BEGIN MATERIAL TO PROCESS

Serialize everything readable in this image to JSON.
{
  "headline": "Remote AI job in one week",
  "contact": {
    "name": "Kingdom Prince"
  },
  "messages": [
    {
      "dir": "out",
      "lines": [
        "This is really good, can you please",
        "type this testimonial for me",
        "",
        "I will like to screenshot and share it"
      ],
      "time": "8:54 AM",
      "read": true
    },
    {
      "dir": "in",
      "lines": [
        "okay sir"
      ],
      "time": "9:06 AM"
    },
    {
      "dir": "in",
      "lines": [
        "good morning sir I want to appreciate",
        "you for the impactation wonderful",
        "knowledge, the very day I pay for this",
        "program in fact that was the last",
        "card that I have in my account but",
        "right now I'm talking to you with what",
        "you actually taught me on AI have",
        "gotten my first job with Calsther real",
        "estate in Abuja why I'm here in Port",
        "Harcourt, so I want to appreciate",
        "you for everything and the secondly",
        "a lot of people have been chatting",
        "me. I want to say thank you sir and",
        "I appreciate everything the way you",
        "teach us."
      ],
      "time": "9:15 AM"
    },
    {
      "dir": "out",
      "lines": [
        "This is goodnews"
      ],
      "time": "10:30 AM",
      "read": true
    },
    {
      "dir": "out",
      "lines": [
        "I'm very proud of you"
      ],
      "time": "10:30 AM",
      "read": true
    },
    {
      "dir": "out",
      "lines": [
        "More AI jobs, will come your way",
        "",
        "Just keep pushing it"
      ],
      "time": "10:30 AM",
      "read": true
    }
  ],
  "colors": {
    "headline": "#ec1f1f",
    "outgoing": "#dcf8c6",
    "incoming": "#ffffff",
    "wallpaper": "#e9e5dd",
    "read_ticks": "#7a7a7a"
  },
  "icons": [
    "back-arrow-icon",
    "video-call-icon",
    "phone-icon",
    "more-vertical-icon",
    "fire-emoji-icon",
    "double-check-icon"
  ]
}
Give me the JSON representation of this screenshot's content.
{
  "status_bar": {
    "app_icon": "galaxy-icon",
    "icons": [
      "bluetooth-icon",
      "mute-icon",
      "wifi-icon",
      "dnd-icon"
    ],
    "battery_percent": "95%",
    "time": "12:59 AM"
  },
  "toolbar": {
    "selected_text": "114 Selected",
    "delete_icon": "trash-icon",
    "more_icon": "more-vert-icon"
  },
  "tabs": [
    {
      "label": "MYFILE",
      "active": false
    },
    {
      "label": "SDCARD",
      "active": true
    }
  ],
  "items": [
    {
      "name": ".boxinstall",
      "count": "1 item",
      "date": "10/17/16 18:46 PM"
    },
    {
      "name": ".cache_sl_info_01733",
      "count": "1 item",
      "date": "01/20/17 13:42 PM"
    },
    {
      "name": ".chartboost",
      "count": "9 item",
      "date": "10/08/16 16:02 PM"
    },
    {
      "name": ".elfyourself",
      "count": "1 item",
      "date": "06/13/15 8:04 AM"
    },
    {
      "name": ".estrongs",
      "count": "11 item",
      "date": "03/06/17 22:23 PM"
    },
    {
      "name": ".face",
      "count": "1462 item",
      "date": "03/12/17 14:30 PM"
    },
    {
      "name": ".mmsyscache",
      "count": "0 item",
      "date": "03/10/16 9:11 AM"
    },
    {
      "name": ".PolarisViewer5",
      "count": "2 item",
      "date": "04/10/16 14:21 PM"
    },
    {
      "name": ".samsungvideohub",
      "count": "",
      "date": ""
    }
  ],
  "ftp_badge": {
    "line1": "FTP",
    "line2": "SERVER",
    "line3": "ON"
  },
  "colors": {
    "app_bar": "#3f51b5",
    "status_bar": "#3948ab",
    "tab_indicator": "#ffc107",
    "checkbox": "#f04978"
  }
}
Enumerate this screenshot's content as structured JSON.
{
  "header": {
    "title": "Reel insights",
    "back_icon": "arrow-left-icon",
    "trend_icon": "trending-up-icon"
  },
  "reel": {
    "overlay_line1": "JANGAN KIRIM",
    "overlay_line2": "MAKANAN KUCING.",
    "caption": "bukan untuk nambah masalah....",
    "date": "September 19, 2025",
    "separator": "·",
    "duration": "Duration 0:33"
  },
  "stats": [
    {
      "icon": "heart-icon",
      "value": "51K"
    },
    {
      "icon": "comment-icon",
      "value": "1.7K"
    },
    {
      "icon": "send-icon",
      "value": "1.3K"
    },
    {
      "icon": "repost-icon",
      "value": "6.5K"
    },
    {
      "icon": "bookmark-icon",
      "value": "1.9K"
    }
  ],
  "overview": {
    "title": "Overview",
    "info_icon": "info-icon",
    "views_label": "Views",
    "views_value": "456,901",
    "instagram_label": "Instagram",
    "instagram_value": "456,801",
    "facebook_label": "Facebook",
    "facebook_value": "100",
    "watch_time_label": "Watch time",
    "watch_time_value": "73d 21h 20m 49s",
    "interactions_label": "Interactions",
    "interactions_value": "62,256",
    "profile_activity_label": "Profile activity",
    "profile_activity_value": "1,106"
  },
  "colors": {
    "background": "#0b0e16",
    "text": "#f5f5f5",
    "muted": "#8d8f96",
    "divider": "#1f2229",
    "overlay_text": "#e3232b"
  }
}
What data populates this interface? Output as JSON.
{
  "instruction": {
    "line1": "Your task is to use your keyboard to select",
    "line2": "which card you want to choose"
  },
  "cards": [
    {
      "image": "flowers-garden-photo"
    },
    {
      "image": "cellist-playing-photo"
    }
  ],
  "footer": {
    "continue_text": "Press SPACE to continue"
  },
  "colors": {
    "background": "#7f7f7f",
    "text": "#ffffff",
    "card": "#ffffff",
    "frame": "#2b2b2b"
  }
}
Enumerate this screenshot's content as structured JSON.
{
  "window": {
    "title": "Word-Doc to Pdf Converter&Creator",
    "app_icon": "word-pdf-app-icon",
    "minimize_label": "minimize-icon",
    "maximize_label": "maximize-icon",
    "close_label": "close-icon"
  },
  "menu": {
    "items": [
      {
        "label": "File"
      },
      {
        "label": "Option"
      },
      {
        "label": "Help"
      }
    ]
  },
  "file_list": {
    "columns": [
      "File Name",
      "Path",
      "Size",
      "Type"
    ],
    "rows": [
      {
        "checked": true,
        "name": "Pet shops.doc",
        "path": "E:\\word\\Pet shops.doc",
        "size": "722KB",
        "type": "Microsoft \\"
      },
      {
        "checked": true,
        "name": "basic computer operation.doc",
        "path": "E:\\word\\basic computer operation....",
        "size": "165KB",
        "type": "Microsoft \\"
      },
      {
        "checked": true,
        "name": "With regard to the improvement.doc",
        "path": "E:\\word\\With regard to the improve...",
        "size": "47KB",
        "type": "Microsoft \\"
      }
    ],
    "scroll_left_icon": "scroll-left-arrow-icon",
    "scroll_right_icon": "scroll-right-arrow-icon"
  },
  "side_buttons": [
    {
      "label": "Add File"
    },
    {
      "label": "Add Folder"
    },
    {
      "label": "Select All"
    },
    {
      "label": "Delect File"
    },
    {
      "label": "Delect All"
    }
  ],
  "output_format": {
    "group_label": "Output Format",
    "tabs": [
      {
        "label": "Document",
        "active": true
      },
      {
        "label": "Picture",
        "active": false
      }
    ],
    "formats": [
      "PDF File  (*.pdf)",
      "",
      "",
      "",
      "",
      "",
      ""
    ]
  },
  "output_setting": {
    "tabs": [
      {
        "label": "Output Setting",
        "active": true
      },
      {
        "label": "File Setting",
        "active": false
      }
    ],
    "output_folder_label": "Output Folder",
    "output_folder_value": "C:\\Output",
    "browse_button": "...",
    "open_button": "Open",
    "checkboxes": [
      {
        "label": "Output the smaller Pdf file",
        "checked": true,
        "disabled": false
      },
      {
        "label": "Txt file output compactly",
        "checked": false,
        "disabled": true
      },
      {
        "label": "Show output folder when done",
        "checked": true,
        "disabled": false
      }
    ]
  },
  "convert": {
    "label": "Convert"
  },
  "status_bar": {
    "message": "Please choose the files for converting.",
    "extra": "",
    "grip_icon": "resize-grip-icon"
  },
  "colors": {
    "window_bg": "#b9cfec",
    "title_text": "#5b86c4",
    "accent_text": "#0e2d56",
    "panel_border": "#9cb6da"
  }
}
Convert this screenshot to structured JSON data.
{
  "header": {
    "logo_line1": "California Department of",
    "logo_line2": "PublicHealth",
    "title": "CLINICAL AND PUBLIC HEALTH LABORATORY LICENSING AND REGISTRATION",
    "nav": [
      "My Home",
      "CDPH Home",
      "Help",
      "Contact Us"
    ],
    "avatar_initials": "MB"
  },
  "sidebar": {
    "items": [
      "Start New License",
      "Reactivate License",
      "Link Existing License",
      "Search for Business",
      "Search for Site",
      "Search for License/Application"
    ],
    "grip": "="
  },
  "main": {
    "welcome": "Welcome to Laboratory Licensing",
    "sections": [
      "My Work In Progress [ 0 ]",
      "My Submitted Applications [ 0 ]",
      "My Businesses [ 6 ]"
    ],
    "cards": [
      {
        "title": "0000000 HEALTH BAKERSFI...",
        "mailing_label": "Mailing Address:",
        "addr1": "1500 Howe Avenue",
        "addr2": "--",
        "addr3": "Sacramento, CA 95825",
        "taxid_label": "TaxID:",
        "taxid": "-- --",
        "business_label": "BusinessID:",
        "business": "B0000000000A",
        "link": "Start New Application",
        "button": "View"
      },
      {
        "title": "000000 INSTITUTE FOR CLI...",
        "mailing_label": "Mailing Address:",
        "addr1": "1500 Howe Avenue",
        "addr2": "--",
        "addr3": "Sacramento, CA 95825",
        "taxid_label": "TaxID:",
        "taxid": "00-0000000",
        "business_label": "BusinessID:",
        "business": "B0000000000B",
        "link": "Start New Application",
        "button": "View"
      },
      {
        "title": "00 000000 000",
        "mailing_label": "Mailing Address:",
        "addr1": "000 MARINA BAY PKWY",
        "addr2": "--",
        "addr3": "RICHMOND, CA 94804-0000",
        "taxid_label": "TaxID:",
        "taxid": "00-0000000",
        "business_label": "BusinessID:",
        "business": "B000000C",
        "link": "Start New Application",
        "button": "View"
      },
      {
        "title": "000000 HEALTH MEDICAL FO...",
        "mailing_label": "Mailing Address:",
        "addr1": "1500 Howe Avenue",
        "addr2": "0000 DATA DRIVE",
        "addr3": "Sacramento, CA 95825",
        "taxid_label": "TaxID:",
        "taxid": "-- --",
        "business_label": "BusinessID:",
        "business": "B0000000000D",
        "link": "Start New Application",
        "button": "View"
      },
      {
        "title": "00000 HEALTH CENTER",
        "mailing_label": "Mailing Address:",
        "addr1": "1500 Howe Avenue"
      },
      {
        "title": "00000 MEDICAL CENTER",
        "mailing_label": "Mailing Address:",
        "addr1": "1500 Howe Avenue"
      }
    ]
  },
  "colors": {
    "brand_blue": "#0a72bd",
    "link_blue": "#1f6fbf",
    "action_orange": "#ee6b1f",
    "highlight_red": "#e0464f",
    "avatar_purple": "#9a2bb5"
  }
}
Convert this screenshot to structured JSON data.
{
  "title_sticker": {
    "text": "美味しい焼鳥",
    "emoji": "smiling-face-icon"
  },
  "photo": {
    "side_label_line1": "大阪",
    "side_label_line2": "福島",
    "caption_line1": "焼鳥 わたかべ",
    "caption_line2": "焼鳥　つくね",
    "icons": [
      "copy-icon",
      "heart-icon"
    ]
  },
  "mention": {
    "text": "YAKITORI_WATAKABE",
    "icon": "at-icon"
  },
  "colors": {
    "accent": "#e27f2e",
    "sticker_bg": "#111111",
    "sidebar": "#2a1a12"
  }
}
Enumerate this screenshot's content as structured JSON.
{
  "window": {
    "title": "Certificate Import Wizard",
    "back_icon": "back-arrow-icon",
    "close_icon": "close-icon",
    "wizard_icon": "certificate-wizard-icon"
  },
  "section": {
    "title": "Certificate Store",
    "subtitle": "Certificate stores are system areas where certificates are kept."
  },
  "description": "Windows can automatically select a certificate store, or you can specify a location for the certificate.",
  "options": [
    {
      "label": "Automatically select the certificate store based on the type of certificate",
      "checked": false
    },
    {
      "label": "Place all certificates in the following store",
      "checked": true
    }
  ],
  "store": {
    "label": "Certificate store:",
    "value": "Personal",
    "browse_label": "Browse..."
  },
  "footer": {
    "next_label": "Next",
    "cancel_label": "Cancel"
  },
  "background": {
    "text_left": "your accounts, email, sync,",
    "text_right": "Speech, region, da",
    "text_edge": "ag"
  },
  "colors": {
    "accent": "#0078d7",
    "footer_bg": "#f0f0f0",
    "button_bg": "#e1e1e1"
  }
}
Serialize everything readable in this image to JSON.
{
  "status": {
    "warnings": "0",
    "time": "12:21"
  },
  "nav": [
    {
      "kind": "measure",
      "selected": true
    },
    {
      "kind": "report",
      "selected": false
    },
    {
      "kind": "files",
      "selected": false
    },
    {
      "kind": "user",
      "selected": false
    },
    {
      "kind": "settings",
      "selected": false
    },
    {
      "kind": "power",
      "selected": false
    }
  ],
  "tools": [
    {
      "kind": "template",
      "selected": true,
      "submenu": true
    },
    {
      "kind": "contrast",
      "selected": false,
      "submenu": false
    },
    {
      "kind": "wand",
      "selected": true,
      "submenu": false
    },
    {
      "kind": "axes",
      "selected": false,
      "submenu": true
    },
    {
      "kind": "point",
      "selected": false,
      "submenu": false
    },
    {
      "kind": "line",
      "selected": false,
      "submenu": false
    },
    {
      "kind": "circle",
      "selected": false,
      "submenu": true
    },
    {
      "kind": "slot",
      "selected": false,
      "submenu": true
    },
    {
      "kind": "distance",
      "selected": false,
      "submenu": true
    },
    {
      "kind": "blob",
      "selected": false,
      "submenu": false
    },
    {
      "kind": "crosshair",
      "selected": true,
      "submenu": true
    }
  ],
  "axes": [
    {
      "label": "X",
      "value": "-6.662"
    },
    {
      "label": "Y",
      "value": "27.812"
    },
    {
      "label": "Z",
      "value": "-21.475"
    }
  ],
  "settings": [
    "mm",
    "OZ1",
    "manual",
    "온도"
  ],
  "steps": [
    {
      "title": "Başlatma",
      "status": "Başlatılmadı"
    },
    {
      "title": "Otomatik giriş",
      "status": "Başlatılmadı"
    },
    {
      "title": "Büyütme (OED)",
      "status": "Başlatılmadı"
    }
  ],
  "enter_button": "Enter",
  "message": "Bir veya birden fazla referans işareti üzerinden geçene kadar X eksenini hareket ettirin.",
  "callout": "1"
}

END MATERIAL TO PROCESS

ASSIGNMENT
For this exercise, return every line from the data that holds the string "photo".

EXPECTED ANSWER
      "image": "flowers-garden-photo"
      "image": "cellist-playing-photo"
  "photo": {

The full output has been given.